No Space Nazia

I don't have the space to store any tool at any given time.
Laura Laqui
Laura Laqui

What a Waste William

I don’t want to buy new pots and pans first and then figure out I don’t like to cook. What a waste!

Room for Experimentation Raina

Home Depot is not designed to let people experiment. It’s not like a library. A library has books. Don’t like this book? Return it. There’s less risk.
Laura Laqui

Ideation: looking at the Commons

To address user pain points and the opportunities for solution, I looked at different sharing models, particularly the commons.

Commoners are focused on reclaiming their “common wealth.” They view resources as shared, commonly protected and maintained rather than marketed and privatized. An alternative to our current economy, commoning might be viewed as an ecology that focuses on use rather than exchange.

Brooklyn Tool Commons
Source: Carnegie Mellon University School of Architecture Studio Fall 2017

When it comes to tools, I've seen examples of commoning's practical application in the form of tool libraries. Generally, tools are stored in one location where tools are checked in and out. They are largely volunteer-run organizations.

Inspired by commoning, I came up with a digital solution called, The Brooklyn Tool Commons. It's similar to existing tool libraries, but physically decentralized. Each user is responsible for the tools when they are in their possession. Knowing that a lack of money was a reoccuring pain point, the cost of space in a city as expensive as New York couldn't be apart of the MVP. This allows for scalablity. Acquring space isn't a barrier to getting started. It also lightens the load of maintenance, which follows commoning principles of collective management and care.

Prototype. Validate. Iterate.

Prototyping design solutions to validate and iterate on my designs is critical. I ideated on my own and shared my ideas with fellow UX designers. I began sketching and moved on to low and mid-fideltity prototypes in Adobe XD.
Early Sketches

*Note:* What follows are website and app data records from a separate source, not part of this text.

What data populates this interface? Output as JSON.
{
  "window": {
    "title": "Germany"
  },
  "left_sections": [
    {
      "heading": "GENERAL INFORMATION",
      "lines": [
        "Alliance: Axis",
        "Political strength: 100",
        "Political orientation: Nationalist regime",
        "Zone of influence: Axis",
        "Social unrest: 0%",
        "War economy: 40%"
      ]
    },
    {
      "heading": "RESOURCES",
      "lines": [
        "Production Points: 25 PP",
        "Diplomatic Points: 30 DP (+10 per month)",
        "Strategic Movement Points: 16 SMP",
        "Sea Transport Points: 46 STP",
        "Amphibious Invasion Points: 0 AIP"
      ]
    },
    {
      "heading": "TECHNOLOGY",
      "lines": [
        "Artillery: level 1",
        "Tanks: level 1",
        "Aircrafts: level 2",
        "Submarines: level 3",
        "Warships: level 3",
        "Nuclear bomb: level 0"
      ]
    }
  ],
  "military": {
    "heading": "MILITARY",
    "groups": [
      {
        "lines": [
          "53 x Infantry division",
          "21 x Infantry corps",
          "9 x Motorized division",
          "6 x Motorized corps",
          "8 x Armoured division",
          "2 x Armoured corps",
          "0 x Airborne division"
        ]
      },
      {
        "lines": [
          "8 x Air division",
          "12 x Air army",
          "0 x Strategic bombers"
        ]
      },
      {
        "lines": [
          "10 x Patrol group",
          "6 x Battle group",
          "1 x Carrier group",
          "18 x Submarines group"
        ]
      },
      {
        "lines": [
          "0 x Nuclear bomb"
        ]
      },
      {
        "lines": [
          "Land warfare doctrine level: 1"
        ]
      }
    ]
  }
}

Brooklyn Tool Commons

Usability Testing

Through testing I gained valuable feedback to improve and iterate my designs. I conducted two rounds of testing with five users and three UX designers. Each person was given a user scenario and task. Feedback included using a darker font and visibility of system status.

What became clear and critical after the first round of user testing was that I focused heavily on the borrower user type. The project required more research on lenders. Who are they? What are their motivations and behaviors? I went back to users and conducted more interviews focused on those questions. With a more balanced perspective of the two main user types, borrowers and lenders, I outlined their current user flows to inform and iterate ideation and prototyping.
Brooklyn Tool Library

Brooklyn Tool Library

The Final Product

Guided by the user research, my focus was creating a web-based tool to support systems of mutual aid and community. Some suggested looking at sharing economy models like Airbnb or Uber for this project, but I didn't want to approach the internet as capitalism's new marketplace of ideas, as so many often do. Offering a "solution" with this market-oriented perspective of the internet to problems that capitalism caused in the first place is not a actually a solution. In these models, genorisity and mutual aid are monetized and appropriated for company profit, and users are often undercompensated and unprotected labor. Rather, I tried to design a solution grounded in:

  • Contribution instead of exchange
  • Actual use instead of property
  • Share all that you can
  • Use all that you need

Next steps for future design sprints are to validate the kinds of structure that can be helpful for target users and create a high-fidelity prototype for development.